Seinfeld and Philosophy: A Book about Everything and Nothing

Copertina anteriore
Open Court, 1 ago 1999 - 224 pagine
Designed for philosophers as well as readers with no particular philosophical background, the essays in this lively book are grouped into four amusing acts. Act One looks at the four Seinfeld characters through a philosophical lens and includes Jerry and Socrates: The Examined Life? Act Two examines historical philosophers from a Seinfeldian standpoint and offers Plato or Nietzsche? Time, Essence, and Eternal Recurrence in Seinfeld. Act Three, Untimely Meditations by the Water Cooler, explores philosophical issues raised by the show, such as, Is it rational for George to do the opposite? And Act Four, Is There Anything Wrong with That?, discusses ethical problems of everyday life using Seinfeld as a basis. Seinfeld and Philosophy also provides a guide to Seinfeld episodes and a chronological list of the philosophers cited in this book.
 

Cosa dicono le persone - Scrivi una recensione

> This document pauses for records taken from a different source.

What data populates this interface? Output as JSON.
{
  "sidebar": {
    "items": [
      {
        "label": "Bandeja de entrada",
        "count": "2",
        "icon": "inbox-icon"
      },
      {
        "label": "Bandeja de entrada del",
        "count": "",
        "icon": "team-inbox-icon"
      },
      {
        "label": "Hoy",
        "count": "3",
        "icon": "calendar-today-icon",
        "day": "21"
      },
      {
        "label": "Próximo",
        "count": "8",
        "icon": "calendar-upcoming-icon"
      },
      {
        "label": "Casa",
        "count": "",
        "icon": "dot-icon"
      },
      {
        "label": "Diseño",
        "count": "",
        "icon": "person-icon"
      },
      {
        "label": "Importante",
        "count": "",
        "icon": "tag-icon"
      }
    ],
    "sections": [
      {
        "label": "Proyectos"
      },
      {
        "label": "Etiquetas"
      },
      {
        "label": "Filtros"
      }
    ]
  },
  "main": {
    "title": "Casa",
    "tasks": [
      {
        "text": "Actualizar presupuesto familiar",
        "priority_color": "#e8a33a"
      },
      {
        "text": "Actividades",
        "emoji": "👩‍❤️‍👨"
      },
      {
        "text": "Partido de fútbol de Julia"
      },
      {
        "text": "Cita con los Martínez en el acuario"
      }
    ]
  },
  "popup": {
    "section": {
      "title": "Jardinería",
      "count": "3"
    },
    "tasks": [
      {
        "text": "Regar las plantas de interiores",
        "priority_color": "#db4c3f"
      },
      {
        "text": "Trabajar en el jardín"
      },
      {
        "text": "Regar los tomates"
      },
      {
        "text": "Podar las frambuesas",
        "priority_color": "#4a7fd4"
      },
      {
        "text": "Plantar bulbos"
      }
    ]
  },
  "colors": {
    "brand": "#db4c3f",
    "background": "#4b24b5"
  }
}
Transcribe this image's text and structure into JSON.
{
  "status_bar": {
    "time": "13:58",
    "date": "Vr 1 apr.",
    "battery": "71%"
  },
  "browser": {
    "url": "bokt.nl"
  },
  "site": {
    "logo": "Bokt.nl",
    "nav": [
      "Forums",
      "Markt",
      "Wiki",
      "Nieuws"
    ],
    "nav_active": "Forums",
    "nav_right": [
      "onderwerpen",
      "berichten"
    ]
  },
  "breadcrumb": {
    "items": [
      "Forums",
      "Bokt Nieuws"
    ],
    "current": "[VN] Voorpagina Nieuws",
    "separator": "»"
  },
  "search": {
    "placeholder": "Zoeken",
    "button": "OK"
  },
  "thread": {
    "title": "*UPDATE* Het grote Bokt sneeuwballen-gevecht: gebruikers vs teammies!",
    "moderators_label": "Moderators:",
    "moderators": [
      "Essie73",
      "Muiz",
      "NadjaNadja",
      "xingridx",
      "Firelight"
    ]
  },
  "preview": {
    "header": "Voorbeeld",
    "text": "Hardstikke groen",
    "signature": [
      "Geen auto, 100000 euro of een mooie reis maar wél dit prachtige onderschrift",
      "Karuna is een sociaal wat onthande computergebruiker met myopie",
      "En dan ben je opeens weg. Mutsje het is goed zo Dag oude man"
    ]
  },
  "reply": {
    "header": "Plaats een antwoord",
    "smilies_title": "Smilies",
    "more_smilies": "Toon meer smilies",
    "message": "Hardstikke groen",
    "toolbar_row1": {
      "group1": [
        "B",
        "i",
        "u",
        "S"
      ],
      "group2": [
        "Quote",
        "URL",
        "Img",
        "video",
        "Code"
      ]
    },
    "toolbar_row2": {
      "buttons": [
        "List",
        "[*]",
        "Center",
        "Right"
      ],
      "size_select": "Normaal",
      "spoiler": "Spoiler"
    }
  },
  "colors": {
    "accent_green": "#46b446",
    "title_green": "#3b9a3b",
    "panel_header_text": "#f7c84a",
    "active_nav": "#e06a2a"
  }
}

Review: Seinfeld and Philosophy: A Book about Everything and Nothing (Popular Culture and Philosophy #1)

Recensione dell'utente  - Carlos Rodarte - Goodreads

This has to be one of my favorite books...probably helps that Seinfeld is one of my favorite shows. While reading light versions of deep philosophical issues, I find myself literally laughing out loud ... Leggi recensione completa

Indice

George A Reisch
Title Page
An Aristotelian Analysis
Feminist Icon or Just One of the Boys?
Stages on Lifes
Seinfeld Sophistry and the
Time Essence and Eternal Recurrence
Seinfeld Subjectivity and Sartre
Paradoxes of Subjectivity
The Significance of
Seinfeld and the Moral Life
Virtue Ethics in TVs Seinfeld
Is Doing Nothing Something?
EPISODE GUIDE
A CHRONOLOGY OF SOME BIGTIME PHILOSOPHERS
NOTES ON THE SCRIPT WRITERS AKA THE CONTRIBUTORS TO THIS

Wittgenstein and Seinfeld on the Commonplace
Is it Rational for George to Do

Altre edizioni - Visualizza tutto

Parole e frasi comuni

Informazioni sull'autore (1999)

William Irwin is an assistant professor of philosophy at King's College in Wilkes-Barre, PA. He is the author of Intentionalist Interpretation: A Philosophical Explanation and Defense.

Informazioni bibliografiche